The Asbo argument is hard to reconcile in this area of London. Of course they sound draconian. There is something medieval sounding about running the baddies out of town. A step up from ‘Wanted’ posters, something like that. But the transformation of King’s Cross in particular challenges the opposition. Sex is surely still sold on that neighbourhood’s streets, drugs still peddled – but not in the same quantity and not in broad daylight on Euston Road. Crack pipes are no longer common litter in telephone boxes and on doorsteps.
The most persistent offenders were of course collared by Asbos. Court orders made it illegal for some of them to walk down certain streets around the stations and the Town Hall buildings, a punch to their human rights that was always worthy of scrutiny. Yet I know from reporting and investigating some of these cases that the Asbos actually changed their lives for the better. Not all – but some.
Addicts and women working as prostitutes were zombified in a near daily cycle, descending on what had become an entrenched meeting place for troubled souls in King’s Cross. They would be arrested, locked up for a couple of days or weeks – or zapped with a fine they couldn’t pay – and then on release they would head like homing pigeons right back to the same bloody marketplace.
Of course there should have been more holistic measures to break this cycle, but the coercion was set against critical, pretty desperate times. People often say there was a rush to clean up King’s Cross for developers and Eurostar commuters. But the door at Highbury Corner Magistrates Court was revolving with the same crack-ruined faces in need of speedy help. Headline-grabbing Asbos which Camden sought to obtain against music companies and fly-posters bent the parameters of the system. The ambition and creativity from the legal brains actually just gave critics the chance to mock a catch-all shotgun that looked like it was being obsessively fired in all directions.

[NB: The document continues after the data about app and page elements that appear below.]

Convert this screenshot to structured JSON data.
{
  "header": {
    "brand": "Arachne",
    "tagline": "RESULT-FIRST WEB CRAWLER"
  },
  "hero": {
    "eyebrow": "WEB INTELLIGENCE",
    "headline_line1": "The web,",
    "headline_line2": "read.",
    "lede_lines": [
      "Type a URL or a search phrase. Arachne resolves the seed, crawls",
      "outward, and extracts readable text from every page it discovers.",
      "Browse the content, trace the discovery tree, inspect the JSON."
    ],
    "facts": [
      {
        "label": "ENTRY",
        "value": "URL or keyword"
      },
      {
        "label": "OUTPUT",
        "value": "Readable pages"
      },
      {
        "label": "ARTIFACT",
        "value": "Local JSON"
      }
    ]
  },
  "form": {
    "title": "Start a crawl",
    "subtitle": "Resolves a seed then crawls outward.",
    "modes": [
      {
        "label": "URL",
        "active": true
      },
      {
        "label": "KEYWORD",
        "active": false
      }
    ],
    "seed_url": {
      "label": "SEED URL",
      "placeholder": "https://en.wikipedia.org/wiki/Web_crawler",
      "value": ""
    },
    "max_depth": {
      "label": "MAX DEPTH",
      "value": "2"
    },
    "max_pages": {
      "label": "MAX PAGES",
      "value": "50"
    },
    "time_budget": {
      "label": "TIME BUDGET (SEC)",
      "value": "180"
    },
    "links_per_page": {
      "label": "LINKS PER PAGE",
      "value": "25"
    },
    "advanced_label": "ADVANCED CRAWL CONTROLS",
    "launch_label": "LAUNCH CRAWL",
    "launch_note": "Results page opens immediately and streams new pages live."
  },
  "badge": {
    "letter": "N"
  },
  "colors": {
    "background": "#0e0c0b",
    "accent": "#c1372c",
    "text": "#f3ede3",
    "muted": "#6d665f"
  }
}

The drug addict who retreated from her chaotic life in King’s Cross, back to her roots in Essex, later telling how her Asbo had saved her life should nevertheless can’t be ignored. It’s not cut and dry.